SUPPLIED MATERIAL: Begin
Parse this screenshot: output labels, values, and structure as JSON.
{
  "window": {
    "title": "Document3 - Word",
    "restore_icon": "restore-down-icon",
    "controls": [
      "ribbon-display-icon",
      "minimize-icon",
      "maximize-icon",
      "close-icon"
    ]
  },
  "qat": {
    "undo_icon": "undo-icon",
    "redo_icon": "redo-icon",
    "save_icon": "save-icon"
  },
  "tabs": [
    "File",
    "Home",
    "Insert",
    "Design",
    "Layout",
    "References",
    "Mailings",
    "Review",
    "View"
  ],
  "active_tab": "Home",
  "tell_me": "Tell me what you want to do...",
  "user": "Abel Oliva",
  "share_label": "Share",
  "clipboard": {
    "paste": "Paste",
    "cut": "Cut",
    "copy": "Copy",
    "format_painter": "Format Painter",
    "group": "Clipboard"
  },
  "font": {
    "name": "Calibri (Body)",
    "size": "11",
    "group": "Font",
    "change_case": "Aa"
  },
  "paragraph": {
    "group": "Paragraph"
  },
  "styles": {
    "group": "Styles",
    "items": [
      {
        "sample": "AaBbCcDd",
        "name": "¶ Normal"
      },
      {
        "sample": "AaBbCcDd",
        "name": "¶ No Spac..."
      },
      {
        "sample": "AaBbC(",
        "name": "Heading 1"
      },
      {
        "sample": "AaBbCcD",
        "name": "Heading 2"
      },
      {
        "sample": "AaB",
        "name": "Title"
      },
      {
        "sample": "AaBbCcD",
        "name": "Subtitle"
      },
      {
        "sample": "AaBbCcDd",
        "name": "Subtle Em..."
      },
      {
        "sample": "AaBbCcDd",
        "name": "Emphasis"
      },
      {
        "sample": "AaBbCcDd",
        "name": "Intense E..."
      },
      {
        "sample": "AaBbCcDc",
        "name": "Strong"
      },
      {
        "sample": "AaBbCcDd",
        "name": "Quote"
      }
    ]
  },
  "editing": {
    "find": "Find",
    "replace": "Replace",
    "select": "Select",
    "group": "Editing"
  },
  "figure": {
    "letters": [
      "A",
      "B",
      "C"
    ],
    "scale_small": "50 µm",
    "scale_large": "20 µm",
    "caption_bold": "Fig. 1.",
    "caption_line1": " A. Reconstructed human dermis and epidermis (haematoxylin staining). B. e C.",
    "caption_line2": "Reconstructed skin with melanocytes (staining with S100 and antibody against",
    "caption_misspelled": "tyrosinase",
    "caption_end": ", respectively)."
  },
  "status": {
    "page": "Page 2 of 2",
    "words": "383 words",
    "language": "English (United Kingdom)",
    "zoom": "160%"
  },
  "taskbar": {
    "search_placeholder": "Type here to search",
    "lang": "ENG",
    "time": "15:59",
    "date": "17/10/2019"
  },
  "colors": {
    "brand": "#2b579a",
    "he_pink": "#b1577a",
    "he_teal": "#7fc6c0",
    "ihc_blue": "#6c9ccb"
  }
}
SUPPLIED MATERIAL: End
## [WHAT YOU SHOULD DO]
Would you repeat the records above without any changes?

## [SOLUTION]
Parse this screenshot: output labels, values, and structure as JSON.
{
  "window": {
    "title": "Document3 - Word",
    "restore_icon": "restore-down-icon",
    "controls": [
      "ribbon-display-icon",
      "minimize-icon",
      "maximize-icon",
      "close-icon"
    ]
  },
  "qat": {
    "undo_icon": "undo-icon",
    "redo_icon": "redo-icon",
    "save_icon": "save-icon"
  },
  "tabs": [
    "File",
    "Home",
    "Insert",
    "Design",
    "Layout",
    "References",
    "Mailings",
    "Review",
    "View"
  ],
  "active_tab": "Home",
  "tell_me": "Tell me what you want to do...",
  "user": "Abel Oliva",
  "share_label": "Share",
  "clipboard": {
    "paste": "Paste",
    "cut": "Cut",
    "copy": "Copy",
    "format_painter": "Format Painter",
    "group": "Clipboard"
  },
  "font": {
    "name": "Calibri (Body)",
    "size": "11",
    "group": "Font",
    "change_case": "Aa"
  },
  "paragraph": {
    "group": "Paragraph"
  },
  "styles": {
    "group": "Styles",
    "items": [
      {
        "sample": "AaBbCcDd",
        "name": "¶ Normal"
      },
      {
        "sample": "AaBbCcDd",
        "name": "¶ No Spac..."
      },
      {
        "sample": "AaBbC(",
        "name": "Heading 1"
      },
      {
        "sample": "AaBbCcD",
        "name": "Heading 2"
      },
      {
        "sample": "AaB",
        "name": "Title"
      },
      {
        "sample": "AaBbCcD",
        "name": "Subtitle"
      },
      {
        "sample": "AaBbCcDd",
        "name": "Subtle Em..."
      },
      {
        "sample": "AaBbCcDd",
        "name": "Emphasis"
      },
      {
        "sample": "AaBbCcDd",
        "name": "Intense E..."
      },
      {
        "sample": "AaBbCcDc",
        "name": "Strong"
      },
      {
        "sample": "AaBbCcDd",
        "name": "Quote"
      }
    ]
  },
  "editing": {
    "find": "Find",
    "replace": "Replace",
    "select": "Select",
    "group": "Editing"
  },
  "figure": {
    "letters": [
      "A",
      "B",
      "C"
    ],
    "scale_small": "50 µm",
    "scale_large": "20 µm",
    "caption_bold": "Fig. 1.",
    "caption_line1": " A. Reconstructed human dermis and epidermis (haematoxylin staining). B. e C.",
    "caption_line2": "Reconstructed skin with melanocytes (staining with S100 and antibody against",
    "caption_misspelled": "tyrosinase",
    "caption_end": ", respectively)."
  },
  "status": {
    "page": "Page 2 of 2",
    "words": "383 words",
    "language": "English (United Kingdom)",
    "zoom": "160%"
  },
  "taskbar": {
    "search_placeholder": "Type here to search",
    "lang": "ENG",
    "time": "15:59",
    "date": "17/10/2019"
  },
  "colors": {
    "brand": "#2b579a",
    "he_pink": "#b1577a",
    "he_teal": "#7fc6c0",
    "ihc_blue": "#6c9ccb"
  }
}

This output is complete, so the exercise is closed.